Systems Mapping as a Tool for Systems Change in Gender Finance

Image : Gender Finance Ecosystem Map Photo Credit Rita Abreu @ARAphotoUK

As a connector and catalyst in the gender finance space, I know that moving more capital, more strategically, in a gender-smart way requires not just influencing individuals and institutions, but shifting systems: of government, state finance, civil society, banking, shareholders, information, public discourse, and more.

I also know that if you want to change a system, you first need to understand how it works: who the players are, what the obstacles to change are, and where the opportunities and leverage points lie.

That’s why, along with Tara Health Foundation’s Ruth Shaber and Nexial’s Marshall Clemens and Alexandra Kanitz, we co-created the Gender Finance Ecosystem Map.

Ruth and I were aware that many people working in the gender-smart investing field were working in silos: deeply knowledgeable in their own fields of finance, philanthropy, development, research, entrepreneurship, and more, but disconnected from the other parts of the system. We wanted to create an interactive tool that gave users not only a holistic understanding of the gender-smart investing field, but an understanding of how gender-smart investing fits into the global finance system more broadly.

I knew that Marshall Clemens had created a similar tool for the climate change space four years ago, and serendipitously met Alexandra and John, the co-founders of Marshall’s new company — Nexial. We teamed up with them to use that work as the basis for a map of the gender finance space.

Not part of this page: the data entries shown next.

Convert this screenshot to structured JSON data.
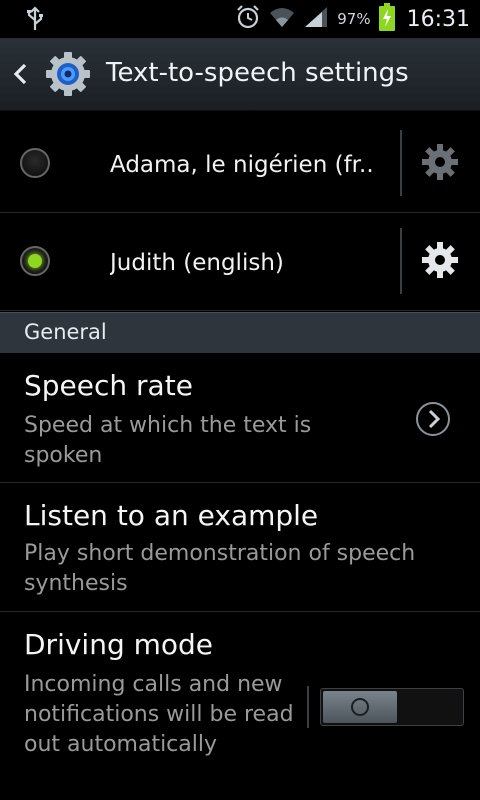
{
  "status_bar": {
    "battery_percent": "97%",
    "time": "16:31",
    "icons": [
      "usb-icon",
      "alarm-icon",
      "wifi-icon",
      "signal-icon",
      "battery-charging-icon"
    ]
  },
  "header": {
    "title": "Text-to-speech settings",
    "back_icon": "back-arrow-icon",
    "app_icon": "settings-gear-icon"
  },
  "voices": [
    {
      "label": "Adama, le nigérien (fr..",
      "selected": false
    },
    {
      "label": "Judith (english)",
      "selected": true
    }
  ],
  "section": {
    "title": "General"
  },
  "settings": {
    "speech_rate": {
      "title": "Speech rate",
      "summary": "Speed at which the text is spoken"
    },
    "listen_example": {
      "title": "Listen to an example",
      "summary": "Play short demonstration of speech synthesis"
    },
    "driving_mode": {
      "title": "Driving mode",
      "summary": "Incoming calls and new notifications will be read out automatically",
      "enabled": false
    }
  },
  "colors": {
    "accent": "#8fd620",
    "header_bg": "#2a3138",
    "summary_text": "#9a9a9a"
  }
}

The interactive map we’ve created presents a comprehensive picture of the actors, tools, initiatives, and types of capital that comprise the gender finance system, as well as the barriers to and leverage points for systemic change. Users can zoom in, zoom out, drill-into more detailed information and links, and explore the map through an array of different layers: from the role of individual financial life and community roles, to sexual and gender-based violence, to “Womenomics.”

The goal is that you can take anything you’re trying to shift in the system and use the map to identify players, relationships, and what needs to change in order for that shift to happen.

We also wanted people who don’t typically think of themselves as being part of the gender finance ecosystem — journalists, philanthropists, civil society actors, individual investors, pension fund holders, alumni who donate to their university endowments — to see where they fit into the picture.

One of the things people have been saying to me as they look at the project is that it really helps to see themselves as part of the finance ecosystem. Being able to visualize themselves as part of that system gives them a starting point to think about how they’d like to influence the system — and who they’d need to reach out to and the leverage points they’d need to use in order to do that.

There is much more work to do. We’ve just launched at the Gender-Smart Investing Summit in London earlier this month. The global finance system is by definition global, and the actors and institutions featured in the first iteration of this map have a Western-centric slant. We’d like to change that. We’d also like to use the map to tell even more stories of the challenges, opportunities, and systems at play within the larger gender finance system. Making that happen will require further funding and engagement.

We all have a stake in the finance system, because financial capital is fuel that, along with human, intellectual and social capital, drives economic activity — and consequently, the kind of world we end up building.

And systems change work matters. If we limit our actions to investing in one more good company, one more good fund, or one more good investment strategy, that may achieve a financial return and an impact on specific businesses and their stakeholders. But it won’t change the bigger systems that create and reinforce gender inequality. It won’t change decision making in finance overall. It won’t necessarily change market based systemic issues.

If we want to affect the complex problems that are facing our world, we need to be aiming to solve for them at a systems level.

A map doesn’t change things — people do. We hope the tool that we’ve created helps you to educate yourself and others, engage, and communicate more effectively about what you’re working on. We invite you to take a look at it and find where you sit on the map — whether you consider yourself someone who works in gender finance or not. See how your work connects to other players, and think about how you might be able to work with them to help each other achieve your common goals.

Please let us know what you think, or if you have comments or thoughts on how you might use the map, by shooting us an email at